The Female Reproductive System
Becoming familiar with the female reproductive system and the process of reproduction and conception can provide an understanding of fertility and potential fertility problems. Indeed, many complications that lead to infertility and problems getting pregnant are a result of conditions affecting the reproductive system. These can affect female anatomy and sexual organs such as the ovary or fallopian tubes. Alternatively, physiological troubles when trying to conceive that involve hormones and menstruation or ovulation may be the cause of infertility.
The Female Body: Reproductive Organs & Female Hormones
The female reproductive system is made up of three main components: the ovaries, the fallopian tubes, and the uterus. The following is information regarding the function and importance of each component that can help you better understand reproduction in your journey through fertility.
The vagina is a tube-like structure that connects the internal female reproductive system with external genitalia. The vagina acts as a point of entry for the penis during intercourse, and as an exit when a child is born.
The external genitals of the female reproductive system are comprised of fleshy tissue known as the labia minor, labia major, and the clitoris. The Bartholin's glands produce lubricating fluid and are also found at the opening of the vagina.
The cervix is found at the point where the vagina and the uterus meet and is responsible for the production of mucus. Cervical mucus is important to fertility as it can either help or prevent sperm from reaching an egg for fertilisation.
The uterus is a pear-shaped organ that is located in a woman's pelvic region. It is the organ in which a fertilized egg is implanted and where a developing fetus is nourished and protected during pregnancy.
The uterus is composed of three muscle layers: the pertinoneum (outer layer), myometrium (middle layer) and endometrium (inner lining). If an egg is not fertilized, the inner layer of the uterus will be shed during menstruation.
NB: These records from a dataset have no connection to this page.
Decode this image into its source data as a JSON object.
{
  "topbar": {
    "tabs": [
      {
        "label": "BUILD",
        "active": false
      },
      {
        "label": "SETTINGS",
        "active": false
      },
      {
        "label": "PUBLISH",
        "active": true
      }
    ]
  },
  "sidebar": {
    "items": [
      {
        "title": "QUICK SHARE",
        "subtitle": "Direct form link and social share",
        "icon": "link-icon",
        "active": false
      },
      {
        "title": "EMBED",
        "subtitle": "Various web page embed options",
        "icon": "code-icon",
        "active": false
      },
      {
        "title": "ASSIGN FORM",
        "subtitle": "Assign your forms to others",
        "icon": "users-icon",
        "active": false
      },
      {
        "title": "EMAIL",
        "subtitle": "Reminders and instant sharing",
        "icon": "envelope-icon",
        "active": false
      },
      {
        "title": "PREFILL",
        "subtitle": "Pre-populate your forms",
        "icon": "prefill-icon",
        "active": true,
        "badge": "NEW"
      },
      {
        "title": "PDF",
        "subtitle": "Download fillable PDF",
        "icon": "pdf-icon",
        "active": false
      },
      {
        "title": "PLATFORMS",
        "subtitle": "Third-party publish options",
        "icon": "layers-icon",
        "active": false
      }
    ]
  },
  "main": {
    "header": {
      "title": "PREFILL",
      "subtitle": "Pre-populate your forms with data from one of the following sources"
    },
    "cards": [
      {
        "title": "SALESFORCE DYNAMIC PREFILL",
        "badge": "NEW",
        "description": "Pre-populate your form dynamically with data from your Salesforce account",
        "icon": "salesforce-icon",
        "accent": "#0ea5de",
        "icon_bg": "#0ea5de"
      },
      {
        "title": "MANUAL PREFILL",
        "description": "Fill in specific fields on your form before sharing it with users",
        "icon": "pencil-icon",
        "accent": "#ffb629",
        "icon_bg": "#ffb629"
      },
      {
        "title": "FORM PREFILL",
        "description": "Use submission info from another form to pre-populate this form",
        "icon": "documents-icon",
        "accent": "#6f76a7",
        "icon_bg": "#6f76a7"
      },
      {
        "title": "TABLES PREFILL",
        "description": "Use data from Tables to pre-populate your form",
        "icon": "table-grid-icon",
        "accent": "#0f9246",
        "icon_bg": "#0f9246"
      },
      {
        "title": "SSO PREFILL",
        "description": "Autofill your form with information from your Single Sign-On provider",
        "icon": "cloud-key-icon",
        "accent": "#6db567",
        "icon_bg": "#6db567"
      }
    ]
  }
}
Most women have two fallopian tubes that extend outward from the upper uterus. The ends of the fallopian tubes consist of twenty to twenty-five finger-like structures just below the ovaries. These structures, known as fimbria, collect ovulated or mature eggs from the ovaries.
The fallopian tubes are the sites where fertilisation takes place. The upper most regions contract in order to push the egg down toward the site of fertilisation, while the lower ends - near the uterus - contract to move sperm upward toward the same site.
In general, two ovaries are found in the female reproductive system, and each ovary is found just outside the uterus on either side of the body. Ovaries are responsible for storing egg follicles, which are stimulated each month during ovulation. Usually, only one egg reaches maturity every month, and is released into the fallopian tubes. The ovaries are also responsible for the production of two important hormones: estrogen and progesterone.
Estrogen is probably the most widely known female hormone. The most important types of estrogen hormones when it comes to getting pregnant are estradio and androgen. Estradio is responsible for the thickening of the uterine lining as well as the regulation of vaginal and cervical mucus to create an ideal environment for sperm. Androgen is converted into estrogen in order to destroy the follicles that will not mature into an egg during ovulation.
The other key components to the female reproductive system including the following hormones:
- Progesterone - responsible for making the uterine lining more receptive to implantation and prevents the growth of other egg follicles
- Gonadotropin Releasing Hormone (GnRH) - regulates estrogen levels in the body. GnRH is produced by the hypothalamus in the brain.
- Follicle Stimulating Hormone (FSH) - help stimulate follicles which leads to the production of estradiol and mature eggs
- Lutenizing Hormone (LH) - works with follicles to produce androgen